SOURCE DATA: Begin

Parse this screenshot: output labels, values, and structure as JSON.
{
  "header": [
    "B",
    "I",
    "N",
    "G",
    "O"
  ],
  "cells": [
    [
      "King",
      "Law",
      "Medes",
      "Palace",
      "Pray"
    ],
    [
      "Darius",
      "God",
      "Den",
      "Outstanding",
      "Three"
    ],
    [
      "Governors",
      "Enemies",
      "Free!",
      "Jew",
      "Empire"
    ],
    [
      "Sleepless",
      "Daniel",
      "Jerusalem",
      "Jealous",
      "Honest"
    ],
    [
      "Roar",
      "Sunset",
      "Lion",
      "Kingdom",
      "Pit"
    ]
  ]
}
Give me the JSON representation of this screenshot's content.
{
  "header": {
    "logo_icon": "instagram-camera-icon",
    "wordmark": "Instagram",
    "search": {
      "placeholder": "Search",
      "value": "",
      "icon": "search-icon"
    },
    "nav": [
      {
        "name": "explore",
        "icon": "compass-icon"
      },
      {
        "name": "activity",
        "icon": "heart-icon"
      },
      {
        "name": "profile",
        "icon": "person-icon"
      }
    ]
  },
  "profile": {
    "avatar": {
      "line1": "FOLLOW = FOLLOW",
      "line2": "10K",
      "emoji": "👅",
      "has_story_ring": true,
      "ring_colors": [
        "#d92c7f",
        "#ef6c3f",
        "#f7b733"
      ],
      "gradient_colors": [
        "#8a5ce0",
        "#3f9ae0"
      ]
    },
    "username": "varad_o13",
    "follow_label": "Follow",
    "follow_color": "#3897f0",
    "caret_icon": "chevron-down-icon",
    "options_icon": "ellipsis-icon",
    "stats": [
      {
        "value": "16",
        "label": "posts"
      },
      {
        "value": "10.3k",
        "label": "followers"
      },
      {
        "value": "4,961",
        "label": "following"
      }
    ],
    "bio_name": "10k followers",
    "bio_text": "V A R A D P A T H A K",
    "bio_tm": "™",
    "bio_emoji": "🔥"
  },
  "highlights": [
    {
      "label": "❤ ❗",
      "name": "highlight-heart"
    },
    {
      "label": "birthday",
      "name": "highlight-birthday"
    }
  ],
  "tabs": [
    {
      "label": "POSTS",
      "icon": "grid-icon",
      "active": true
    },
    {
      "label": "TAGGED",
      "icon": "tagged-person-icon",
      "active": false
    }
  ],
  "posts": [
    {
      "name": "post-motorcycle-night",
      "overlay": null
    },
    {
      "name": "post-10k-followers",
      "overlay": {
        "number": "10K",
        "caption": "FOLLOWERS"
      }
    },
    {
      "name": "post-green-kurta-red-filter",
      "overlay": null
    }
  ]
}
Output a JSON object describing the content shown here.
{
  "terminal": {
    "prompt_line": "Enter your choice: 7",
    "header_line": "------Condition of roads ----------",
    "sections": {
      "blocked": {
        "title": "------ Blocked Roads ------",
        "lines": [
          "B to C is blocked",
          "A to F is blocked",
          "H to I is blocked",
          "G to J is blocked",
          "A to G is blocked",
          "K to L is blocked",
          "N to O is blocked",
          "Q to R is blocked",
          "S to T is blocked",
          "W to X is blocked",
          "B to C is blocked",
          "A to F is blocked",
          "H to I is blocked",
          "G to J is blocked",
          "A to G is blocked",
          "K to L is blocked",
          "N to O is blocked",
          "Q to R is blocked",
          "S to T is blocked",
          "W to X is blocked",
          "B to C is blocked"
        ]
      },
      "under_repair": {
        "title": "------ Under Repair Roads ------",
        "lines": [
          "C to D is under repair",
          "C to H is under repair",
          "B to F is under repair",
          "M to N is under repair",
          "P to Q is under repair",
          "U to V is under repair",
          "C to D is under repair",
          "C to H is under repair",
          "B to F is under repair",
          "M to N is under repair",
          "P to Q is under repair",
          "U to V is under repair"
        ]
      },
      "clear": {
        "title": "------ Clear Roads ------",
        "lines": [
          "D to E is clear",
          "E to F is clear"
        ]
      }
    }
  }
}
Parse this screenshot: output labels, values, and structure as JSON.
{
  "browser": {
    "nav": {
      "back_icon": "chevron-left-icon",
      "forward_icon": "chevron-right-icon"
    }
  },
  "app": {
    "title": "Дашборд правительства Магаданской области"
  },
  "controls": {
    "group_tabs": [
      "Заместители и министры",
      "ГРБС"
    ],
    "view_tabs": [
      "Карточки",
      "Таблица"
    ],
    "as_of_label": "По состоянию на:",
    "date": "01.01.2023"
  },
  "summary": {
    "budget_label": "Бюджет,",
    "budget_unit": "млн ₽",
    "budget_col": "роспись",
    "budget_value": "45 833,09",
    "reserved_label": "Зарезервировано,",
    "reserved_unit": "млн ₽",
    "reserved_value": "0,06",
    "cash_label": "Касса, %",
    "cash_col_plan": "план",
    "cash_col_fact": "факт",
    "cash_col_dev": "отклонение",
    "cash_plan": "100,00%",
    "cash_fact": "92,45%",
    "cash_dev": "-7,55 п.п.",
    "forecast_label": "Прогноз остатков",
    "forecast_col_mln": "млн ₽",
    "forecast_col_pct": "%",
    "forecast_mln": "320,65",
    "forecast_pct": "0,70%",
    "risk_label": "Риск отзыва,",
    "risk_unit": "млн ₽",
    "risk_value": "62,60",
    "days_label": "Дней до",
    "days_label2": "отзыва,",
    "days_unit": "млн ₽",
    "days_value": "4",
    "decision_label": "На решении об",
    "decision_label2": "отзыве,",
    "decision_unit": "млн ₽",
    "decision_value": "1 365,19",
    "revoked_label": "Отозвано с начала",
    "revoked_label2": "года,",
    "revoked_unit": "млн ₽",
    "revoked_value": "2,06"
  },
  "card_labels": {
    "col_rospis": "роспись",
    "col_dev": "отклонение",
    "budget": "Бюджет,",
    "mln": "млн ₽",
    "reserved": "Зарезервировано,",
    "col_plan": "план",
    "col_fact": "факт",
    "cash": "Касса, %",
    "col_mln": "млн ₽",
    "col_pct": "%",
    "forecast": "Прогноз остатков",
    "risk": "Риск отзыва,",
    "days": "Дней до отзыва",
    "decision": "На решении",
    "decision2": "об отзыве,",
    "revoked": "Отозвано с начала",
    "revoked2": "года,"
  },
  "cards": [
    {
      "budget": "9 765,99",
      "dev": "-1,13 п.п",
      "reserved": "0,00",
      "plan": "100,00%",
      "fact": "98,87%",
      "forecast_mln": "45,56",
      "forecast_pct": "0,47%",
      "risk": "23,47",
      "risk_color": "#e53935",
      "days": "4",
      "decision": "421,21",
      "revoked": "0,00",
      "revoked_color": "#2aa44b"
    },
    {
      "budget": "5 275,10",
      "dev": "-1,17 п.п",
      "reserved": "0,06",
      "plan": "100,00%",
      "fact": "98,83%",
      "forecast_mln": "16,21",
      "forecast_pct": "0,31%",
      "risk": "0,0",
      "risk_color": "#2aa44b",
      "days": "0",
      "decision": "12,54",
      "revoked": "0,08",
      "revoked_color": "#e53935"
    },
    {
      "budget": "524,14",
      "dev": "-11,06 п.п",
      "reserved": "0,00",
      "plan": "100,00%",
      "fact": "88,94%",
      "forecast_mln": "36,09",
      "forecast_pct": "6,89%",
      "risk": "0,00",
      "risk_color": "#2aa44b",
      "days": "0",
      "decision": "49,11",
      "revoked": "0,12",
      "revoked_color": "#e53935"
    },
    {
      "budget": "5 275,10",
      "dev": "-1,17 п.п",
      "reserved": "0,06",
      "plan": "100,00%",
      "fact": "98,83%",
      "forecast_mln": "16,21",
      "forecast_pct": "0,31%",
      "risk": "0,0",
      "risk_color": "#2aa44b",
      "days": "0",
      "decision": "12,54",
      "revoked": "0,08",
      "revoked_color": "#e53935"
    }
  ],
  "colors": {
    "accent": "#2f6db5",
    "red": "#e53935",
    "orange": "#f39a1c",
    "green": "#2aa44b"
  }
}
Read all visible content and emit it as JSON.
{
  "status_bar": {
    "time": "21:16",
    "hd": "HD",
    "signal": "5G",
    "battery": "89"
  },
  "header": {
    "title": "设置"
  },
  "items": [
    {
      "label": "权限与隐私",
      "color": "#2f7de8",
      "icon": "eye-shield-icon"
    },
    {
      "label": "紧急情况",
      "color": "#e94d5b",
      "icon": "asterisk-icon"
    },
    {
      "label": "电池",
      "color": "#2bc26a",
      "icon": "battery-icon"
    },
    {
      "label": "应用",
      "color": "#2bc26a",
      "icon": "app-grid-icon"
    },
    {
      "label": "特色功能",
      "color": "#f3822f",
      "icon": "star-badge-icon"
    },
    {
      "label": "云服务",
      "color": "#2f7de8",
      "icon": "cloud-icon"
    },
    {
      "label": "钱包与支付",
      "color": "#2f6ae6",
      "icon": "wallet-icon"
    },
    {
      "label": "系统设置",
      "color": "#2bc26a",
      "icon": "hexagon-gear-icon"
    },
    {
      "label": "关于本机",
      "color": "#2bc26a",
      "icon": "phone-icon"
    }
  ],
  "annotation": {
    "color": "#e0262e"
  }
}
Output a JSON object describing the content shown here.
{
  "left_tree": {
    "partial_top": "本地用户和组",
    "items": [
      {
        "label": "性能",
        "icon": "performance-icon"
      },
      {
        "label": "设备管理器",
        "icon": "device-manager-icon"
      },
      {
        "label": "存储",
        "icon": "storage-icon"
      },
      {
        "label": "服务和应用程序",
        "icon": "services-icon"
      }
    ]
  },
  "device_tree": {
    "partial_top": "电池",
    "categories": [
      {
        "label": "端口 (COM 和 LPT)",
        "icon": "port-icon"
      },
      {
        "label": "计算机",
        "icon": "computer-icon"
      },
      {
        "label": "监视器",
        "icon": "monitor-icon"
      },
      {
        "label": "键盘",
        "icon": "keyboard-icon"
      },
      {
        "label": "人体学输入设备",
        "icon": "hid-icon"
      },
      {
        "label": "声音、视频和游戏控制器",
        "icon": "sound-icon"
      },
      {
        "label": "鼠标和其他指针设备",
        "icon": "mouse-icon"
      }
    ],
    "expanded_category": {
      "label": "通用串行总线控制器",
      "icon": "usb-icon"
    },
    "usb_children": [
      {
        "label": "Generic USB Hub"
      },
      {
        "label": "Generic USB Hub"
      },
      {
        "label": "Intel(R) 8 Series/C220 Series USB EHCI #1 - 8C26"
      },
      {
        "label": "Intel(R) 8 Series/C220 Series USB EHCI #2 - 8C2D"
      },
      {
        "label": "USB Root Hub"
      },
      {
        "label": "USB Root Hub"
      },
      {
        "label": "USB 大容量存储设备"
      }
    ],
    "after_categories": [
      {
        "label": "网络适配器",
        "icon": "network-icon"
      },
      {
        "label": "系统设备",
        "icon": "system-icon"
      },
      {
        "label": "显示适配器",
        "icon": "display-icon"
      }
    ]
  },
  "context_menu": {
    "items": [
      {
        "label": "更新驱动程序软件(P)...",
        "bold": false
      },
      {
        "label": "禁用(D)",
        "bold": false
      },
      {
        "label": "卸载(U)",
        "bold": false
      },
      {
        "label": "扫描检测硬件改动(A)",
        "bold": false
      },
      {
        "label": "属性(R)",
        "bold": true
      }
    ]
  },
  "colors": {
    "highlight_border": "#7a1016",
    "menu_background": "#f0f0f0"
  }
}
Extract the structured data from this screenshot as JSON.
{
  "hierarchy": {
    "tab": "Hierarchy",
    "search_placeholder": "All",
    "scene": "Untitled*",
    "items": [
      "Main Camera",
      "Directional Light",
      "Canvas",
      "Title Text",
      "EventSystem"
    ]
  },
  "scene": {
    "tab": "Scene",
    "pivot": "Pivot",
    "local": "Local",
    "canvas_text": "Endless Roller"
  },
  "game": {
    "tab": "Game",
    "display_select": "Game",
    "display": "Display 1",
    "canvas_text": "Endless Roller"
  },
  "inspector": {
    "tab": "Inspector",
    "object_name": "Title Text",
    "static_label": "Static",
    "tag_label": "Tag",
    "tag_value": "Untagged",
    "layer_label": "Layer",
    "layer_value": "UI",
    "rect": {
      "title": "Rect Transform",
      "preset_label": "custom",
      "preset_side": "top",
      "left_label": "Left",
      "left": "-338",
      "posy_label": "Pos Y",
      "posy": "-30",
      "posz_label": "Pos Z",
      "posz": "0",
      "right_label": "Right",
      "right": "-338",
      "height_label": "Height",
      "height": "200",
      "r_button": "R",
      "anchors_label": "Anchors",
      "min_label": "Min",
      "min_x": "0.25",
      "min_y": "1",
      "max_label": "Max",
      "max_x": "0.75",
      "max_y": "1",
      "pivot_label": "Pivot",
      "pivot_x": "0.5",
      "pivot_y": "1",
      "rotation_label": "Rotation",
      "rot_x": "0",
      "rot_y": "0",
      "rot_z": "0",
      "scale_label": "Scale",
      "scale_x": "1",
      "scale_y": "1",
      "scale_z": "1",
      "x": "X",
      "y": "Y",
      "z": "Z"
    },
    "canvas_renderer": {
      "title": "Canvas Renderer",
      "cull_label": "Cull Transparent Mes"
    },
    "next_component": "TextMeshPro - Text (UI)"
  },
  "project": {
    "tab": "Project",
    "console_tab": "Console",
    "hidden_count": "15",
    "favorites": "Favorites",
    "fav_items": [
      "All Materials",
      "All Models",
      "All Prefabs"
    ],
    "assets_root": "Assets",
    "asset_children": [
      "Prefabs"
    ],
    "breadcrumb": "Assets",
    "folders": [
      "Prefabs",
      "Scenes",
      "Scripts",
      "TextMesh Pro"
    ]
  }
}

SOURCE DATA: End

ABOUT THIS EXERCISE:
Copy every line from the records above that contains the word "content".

OUTPUT OF THE TASK:
Give me the JSON representation of this screenshot's content.
Output a JSON object describing the content shown here.
Read all visible content and emit it as JSON.
Output a JSON object describing the content shown here.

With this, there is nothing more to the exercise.